[Opening Data for the task section]

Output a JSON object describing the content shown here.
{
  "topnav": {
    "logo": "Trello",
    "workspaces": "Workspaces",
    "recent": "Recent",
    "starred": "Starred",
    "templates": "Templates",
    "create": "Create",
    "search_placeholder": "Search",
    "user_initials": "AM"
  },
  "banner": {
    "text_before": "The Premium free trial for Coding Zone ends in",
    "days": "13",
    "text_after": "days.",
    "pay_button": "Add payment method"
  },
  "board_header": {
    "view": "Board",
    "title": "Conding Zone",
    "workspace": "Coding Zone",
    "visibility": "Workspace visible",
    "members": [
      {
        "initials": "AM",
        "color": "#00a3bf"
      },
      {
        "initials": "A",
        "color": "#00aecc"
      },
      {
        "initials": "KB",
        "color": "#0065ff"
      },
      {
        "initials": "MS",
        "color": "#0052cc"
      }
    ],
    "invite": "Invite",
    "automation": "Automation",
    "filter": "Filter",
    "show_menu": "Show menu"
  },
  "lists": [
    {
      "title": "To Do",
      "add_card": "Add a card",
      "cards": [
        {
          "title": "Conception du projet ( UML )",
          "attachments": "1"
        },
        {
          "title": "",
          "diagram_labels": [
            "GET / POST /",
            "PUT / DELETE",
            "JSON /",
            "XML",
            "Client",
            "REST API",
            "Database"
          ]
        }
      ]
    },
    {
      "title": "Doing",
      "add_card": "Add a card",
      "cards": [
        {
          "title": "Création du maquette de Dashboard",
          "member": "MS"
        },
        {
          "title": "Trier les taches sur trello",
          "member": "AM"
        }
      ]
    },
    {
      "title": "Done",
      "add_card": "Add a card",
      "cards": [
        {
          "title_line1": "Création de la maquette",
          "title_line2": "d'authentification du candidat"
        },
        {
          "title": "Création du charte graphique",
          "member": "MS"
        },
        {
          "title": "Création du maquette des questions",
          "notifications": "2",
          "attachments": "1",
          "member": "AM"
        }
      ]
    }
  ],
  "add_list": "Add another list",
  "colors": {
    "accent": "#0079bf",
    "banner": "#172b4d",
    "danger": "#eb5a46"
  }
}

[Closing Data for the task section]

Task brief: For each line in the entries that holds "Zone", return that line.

Exercise solution:
    "text_before": "The Premium free trial for Coding Zone ends in",
    "title": "Conding Zone",
    "workspace": "Coding Zone",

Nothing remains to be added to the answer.